Malicious websites

Websites can issue malicious cookies used for tracking and spam, as well as infect computers with malware that visit the site. Sometimes the website creator purposely puts malware on the site and other times websites are hacked by other criminals and then infected with malware due to outdated code and low security. If you own any websites it is important to keep them up to date. Also have virus protection, firewalls, browser settings, and other settings in place.

Phishing and email spam

A phishing email is a fake email, text, or pop up that is sent to a user claiming that it is from a legitimate company. It will have a message claiming that your account has been hacked or needs to be updated such as Netflix, PayPal, Twitter, or YouTube. It will most times have a url link back to the website where it falsely asks you to enter your information such as your username and password, bank info, or other information.

Malicious emails also contain links that may redirect you to websites containing malware. If there’s any malware present when you visit the site it can likely infect your computer. A lot of companies will send you an authentic email or notification if they detect that another device has logged into your account so it’s important to determine the differences between real and fake emails.

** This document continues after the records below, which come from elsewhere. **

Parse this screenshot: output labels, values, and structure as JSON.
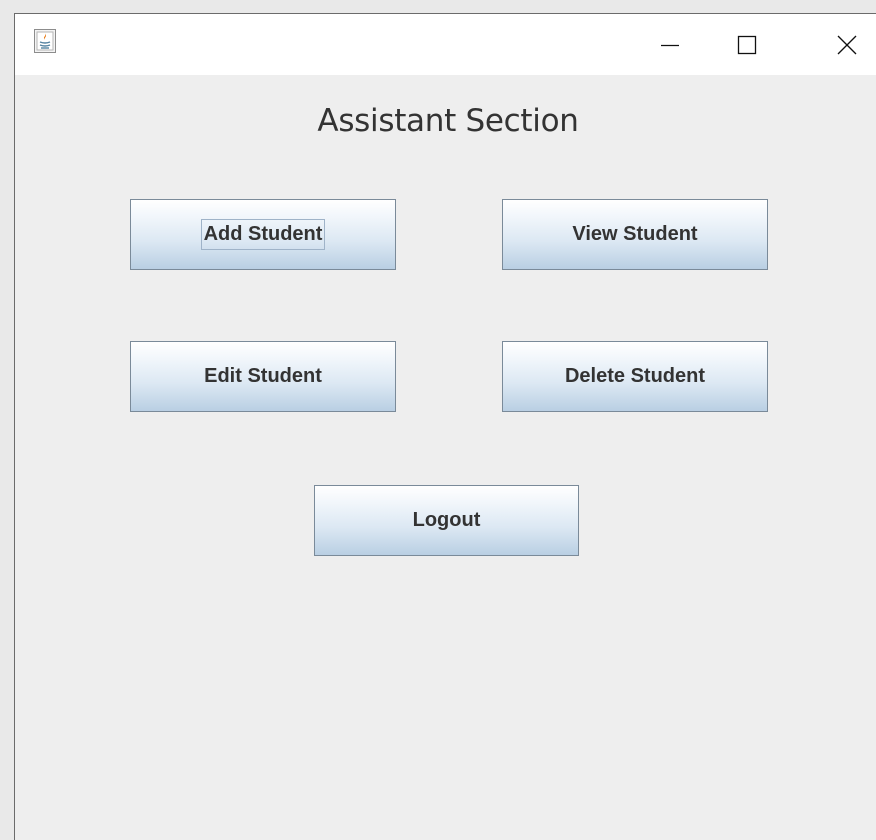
{
  "window": {
    "title": "",
    "controls": {
      "minimize_icon": "minimize-icon",
      "maximize_icon": "maximize-icon",
      "close_icon": "close-icon"
    },
    "app_icon": "java-app-icon"
  },
  "main": {
    "heading": "Assistant Section",
    "buttons": {
      "add_student": "Add Student",
      "view_student": "View Student",
      "edit_student": "Edit Student",
      "delete_student": "Delete Student",
      "logout": "Logout"
    },
    "focused_button": "Add Student"
  },
  "colors": {
    "content_background": "#eeeeee",
    "titlebar_background": "#ffffff",
    "button_border": "#7a8a99",
    "button_gradient_bottom": "#b9cfe3",
    "text": "#333333"
  }
}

Good email providers will have a spam folder to filter out the unwanted ads and other spam but sometimes a message can get through. The email will contain images and logos to make the email look real.

A lot of phishing emails will also have spelling errors in the email and url. The from section in a fake phishing email can be changed and altered so it’s easy for somebody to think it’s from a legit sender. There are other signs to look out for. If you highlight the url (The link that the email wants you to click on) with your mouse cursor, the bottom left of the browser will display the real url. Often times it will be the wrong address, having spelling errors, or other errors to alter the url.

Everything explained will help you remain alot safer online. Remember to use good judgment, keep everything updated, have good virus protection, use a VPN if you prefer, and have all other security measures in place.

Advertisements

What are browser cookies? 

Website cookies aren’t edible like the ones you bake. They are issued to user’s who visit websites so that the website can remember login information and user browser habits to better display ads so that when you return to a website the website will remember it’s you based off the cookie it issued. Almost all legitimate websites will have a cookie policy explaining how they collect information.

Cookies are usually safe and are not considered malicious. However third party cookies are for the most part unnecessary and can be used for malicious purposes depending on who they were issued by. You can disable third party cookies in browser setting as well as block pop ups as well as other security options. You can send a do not track request if you wish.

Third party cookies can track and then sell your information. This happens with normal cookies to better display ads according to your interests. The bad news is that with third party cookies the ads and spam email you may receive are usually unwanted and can lead to malware infection. For example clicking on a spam email link which can possibly steal your information. In general third party cookies are not needed and can be disabled.

You can clear all your cookies or delete certain cookies as well as browser history and data in your browser settings. Please be aware that clearing cookies will log you out of most websites so make sure you remember each password. You can also disable cookies completely however a lot of the websites that you probably use require cookies to use.

As long as you dont accept third party cookies or go to possibly malicious websites, cookies are relatively safe and are essential for web browsing.